The gun is called “the Liberator” (Defense Distributed is located in Texas, after all), and every single part is 3D-printed. The Liberator still has some more testing to go through, but once that has been completed, DD will release the CAD files into the wilds of the internet, onto its blueprints archive, Defcad.org. Using Stratasys’ Dimension SST 3D printer, DD printed all 16 parts of the Liberator. The gun uses interchangeable barrels in order to allow the wielder to choose different caliber bullets.
Well, almost all of its parts are printed. The Liberator still requires a metal nail for the pin and Defense Distributed has opted to put a hunk of metal into the gun so that a metal detector would pick it up. But the metal isn’t necessary for the gun to work:

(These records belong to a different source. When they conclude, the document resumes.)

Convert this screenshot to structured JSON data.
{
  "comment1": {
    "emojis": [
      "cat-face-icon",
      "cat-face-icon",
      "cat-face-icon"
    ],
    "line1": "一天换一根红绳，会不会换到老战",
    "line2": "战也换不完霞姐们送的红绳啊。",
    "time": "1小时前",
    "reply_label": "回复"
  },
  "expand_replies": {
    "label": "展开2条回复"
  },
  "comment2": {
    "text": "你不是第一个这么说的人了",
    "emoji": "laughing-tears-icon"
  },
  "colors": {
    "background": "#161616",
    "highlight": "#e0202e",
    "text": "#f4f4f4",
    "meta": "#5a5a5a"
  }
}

Considering the gun works and wouldn’t be taken seriously at a glance because it looks like something a kid would make in elementary school art class, having a bit of metal inside it is certainly a good decision. However, since the plans will be made available on the blueprints archive, nothing is going to stop some ne’er-do-wells out there from printing the Liberator without the detectable metal bits. Those ne’er-do-wells will still need real bullets, at least, but the lack of requiring a license — and the gun’s lack of a serial number — are unsettling thoughts.

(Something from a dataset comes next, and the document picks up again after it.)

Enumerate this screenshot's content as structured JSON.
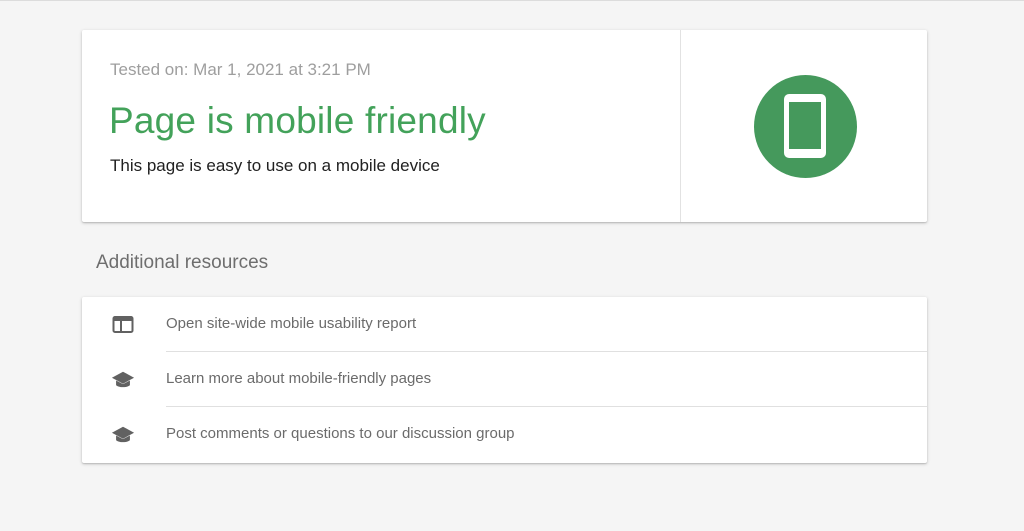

The arrival of 3D printed guns are an important milestone in the gun control debate in the United States, but they’re really just the tip of the iceberg. 3D printing looks to be a massively disruptive technology, with potential applications in medicine being one of the most important fronts to watch. Interesting times, indeed.We leave you with a somewhat ominous yet ultimately bracing video from the Defense Distributed guys to ponder this Saturday morning. Discuss in the comments.[yframe url=’http://www.youtube.com/watch?v=rO54gzfite4′][Photo of the Liberator by Michael Thad Carter for Forbes.com. Click through to see more photos]